→ What you need to do
Repeat the data exactly, so that every line matches the original.

→ The data
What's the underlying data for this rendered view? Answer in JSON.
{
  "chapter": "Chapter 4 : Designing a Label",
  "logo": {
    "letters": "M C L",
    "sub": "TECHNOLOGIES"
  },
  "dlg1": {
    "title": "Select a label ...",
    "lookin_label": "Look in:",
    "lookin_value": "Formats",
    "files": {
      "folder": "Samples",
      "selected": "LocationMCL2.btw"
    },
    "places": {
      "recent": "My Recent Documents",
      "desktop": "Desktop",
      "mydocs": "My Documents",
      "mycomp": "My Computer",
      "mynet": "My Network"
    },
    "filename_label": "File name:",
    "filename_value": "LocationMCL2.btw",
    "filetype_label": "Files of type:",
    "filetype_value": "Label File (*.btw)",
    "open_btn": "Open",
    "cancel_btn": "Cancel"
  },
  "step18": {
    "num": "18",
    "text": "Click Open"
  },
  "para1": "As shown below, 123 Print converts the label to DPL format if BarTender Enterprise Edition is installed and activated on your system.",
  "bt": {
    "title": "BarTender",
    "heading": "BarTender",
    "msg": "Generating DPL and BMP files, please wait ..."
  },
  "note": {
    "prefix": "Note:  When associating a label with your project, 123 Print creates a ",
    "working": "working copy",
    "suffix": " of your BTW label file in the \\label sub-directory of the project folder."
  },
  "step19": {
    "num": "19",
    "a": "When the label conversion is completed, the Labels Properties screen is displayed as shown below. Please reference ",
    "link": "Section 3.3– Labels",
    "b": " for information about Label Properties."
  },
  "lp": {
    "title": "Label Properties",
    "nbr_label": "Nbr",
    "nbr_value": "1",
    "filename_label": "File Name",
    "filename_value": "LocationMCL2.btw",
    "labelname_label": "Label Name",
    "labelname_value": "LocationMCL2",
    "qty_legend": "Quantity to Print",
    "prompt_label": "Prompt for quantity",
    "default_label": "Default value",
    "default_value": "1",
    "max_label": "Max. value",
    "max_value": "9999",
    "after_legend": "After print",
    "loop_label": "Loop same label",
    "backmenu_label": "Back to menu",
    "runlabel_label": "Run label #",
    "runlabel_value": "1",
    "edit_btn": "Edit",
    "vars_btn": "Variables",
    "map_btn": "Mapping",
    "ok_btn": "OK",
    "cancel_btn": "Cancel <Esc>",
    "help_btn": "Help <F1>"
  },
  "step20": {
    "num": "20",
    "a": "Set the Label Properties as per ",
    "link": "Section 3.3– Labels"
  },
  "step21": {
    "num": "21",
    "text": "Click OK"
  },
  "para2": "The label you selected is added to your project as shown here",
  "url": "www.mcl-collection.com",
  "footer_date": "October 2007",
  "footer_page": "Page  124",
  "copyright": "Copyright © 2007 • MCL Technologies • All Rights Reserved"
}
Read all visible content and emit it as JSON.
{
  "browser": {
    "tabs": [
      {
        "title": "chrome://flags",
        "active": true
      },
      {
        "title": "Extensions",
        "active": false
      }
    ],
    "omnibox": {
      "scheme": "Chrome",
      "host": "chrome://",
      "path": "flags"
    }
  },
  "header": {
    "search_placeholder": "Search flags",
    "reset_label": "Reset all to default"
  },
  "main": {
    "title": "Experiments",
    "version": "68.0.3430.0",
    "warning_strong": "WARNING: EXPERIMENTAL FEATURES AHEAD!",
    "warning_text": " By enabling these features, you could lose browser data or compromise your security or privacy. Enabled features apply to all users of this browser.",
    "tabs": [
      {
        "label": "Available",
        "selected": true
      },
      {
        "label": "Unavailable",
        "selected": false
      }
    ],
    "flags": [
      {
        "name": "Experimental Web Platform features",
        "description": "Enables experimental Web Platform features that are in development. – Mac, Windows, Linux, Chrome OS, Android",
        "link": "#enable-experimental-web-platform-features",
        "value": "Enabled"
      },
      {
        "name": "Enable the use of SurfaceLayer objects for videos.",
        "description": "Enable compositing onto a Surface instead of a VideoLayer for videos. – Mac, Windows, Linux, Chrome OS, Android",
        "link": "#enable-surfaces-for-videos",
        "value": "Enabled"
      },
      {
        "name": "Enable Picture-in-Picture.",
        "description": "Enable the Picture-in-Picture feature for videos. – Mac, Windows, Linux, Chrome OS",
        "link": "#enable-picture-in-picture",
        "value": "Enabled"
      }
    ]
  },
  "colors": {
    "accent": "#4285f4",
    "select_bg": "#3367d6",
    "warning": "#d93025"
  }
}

→ Response for this exercise
What's the underlying data for this rendered view? Answer in JSON.
{
  "chapter": "Chapter 4 : Designing a Label",
  "logo": {
    "letters": "M C L",
    "sub": "TECHNOLOGIES"
  },
  "dlg1": {
    "title": "Select a label ...",
    "lookin_label": "Look in:",
    "lookin_value": "Formats",
    "files": {
      "folder": "Samples",
      "selected": "LocationMCL2.btw"
    },
    "places": {
      "recent": "My Recent Documents",
      "desktop": "Desktop",
      "mydocs": "My Documents",
      "mycomp": "My Computer",
      "mynet": "My Network"
    },
    "filename_label": "File name:",
    "filename_value": "LocationMCL2.btw",
    "filetype_label": "Files of type:",
    "filetype_value": "Label File (*.btw)",
    "open_btn": "Open",
    "cancel_btn": "Cancel"
  },
  "step18": {
    "num": "18",
    "text": "Click Open"
  },
  "para1": "As shown below, 123 Print converts the label to DPL format if BarTender Enterprise Edition is installed and activated on your system.",
  "bt": {
    "title": "BarTender",
    "heading": "BarTender",
    "msg": "Generating DPL and BMP files, please wait ..."
  },
  "note": {
    "prefix": "Note:  When associating a label with your project, 123 Print creates a ",
    "working": "working copy",
    "suffix": " of your BTW label file in the \\label sub-directory of the project folder."
  },
  "step19": {
    "num": "19",
    "a": "When the label conversion is completed, the Labels Properties screen is displayed as shown below. Please reference ",
    "link": "Section 3.3– Labels",
    "b": " for information about Label Properties."
  },
  "lp": {
    "title": "Label Properties",
    "nbr_label": "Nbr",
    "nbr_value": "1",
    "filename_label": "File Name",
    "filename_value": "LocationMCL2.btw",
    "labelname_label": "Label Name",
    "labelname_value": "LocationMCL2",
    "qty_legend": "Quantity to Print",
    "prompt_label": "Prompt for quantity",
    "default_label": "Default value",
    "default_value": "1",
    "max_label": "Max. value",
    "max_value": "9999",
    "after_legend": "After print",
    "loop_label": "Loop same label",
    "backmenu_label": "Back to menu",
    "runlabel_label": "Run label #",
    "runlabel_value": "1",
    "edit_btn": "Edit",
    "vars_btn": "Variables",
    "map_btn": "Mapping",
    "ok_btn": "OK",
    "cancel_btn": "Cancel <Esc>",
    "help_btn": "Help <F1>"
  },
  "step20": {
    "num": "20",
    "a": "Set the Label Properties as per ",
    "link": "Section 3.3– Labels"
  },
  "step21": {
    "num": "21",
    "text": "Click OK"
  },
  "para2": "The label you selected is added to your project as shown here",
  "url": "www.mcl-collection.com",
  "footer_date": "October 2007",
  "footer_page": "Page  124",
  "copyright": "Copyright © 2007 • MCL Technologies • All Rights Reserved"
}
Read all visible content and emit it as JSON.
{
  "browser": {
    "tabs": [
      {
        "title": "chrome://flags",
        "active": true
      },
      {
        "title": "Extensions",
        "active": false
      }
    ],
    "omnibox": {
      "scheme": "Chrome",
      "host": "chrome://",
      "path": "flags"
    }
  },
  "header": {
    "search_placeholder": "Search flags",
    "reset_label": "Reset all to default"
  },
  "main": {
    "title": "Experiments",
    "version": "68.0.3430.0",
    "warning_strong": "WARNING: EXPERIMENTAL FEATURES AHEAD!",
    "warning_text": " By enabling these features, you could lose browser data or compromise your security or privacy. Enabled features apply to all users of this browser.",
    "tabs": [
      {
        "label": "Available",
        "selected": true
      },
      {
        "label": "Unavailable",
        "selected": false
      }
    ],
    "flags": [
      {
        "name": "Experimental Web Platform features",
        "description": "Enables experimental Web Platform features that are in development. – Mac, Windows, Linux, Chrome OS, Android",
        "link": "#enable-experimental-web-platform-features",
        "value": "Enabled"
      },
      {
        "name": "Enable the use of SurfaceLayer objects for videos.",
        "description": "Enable compositing onto a Surface instead of a VideoLayer for videos. – Mac, Windows, Linux, Chrome OS, Android",
        "link": "#enable-surfaces-for-videos",
        "value": "Enabled"
      },
      {
        "name": "Enable Picture-in-Picture.",
        "description": "Enable the Picture-in-Picture feature for videos. – Mac, Windows, Linux, Chrome OS",
        "link": "#enable-picture-in-picture",
        "value": "Enabled"
      }
    ]
  },
  "colors": {
    "accent": "#4285f4",
    "select_bg": "#3367d6",
    "warning": "#d93025"
  }
}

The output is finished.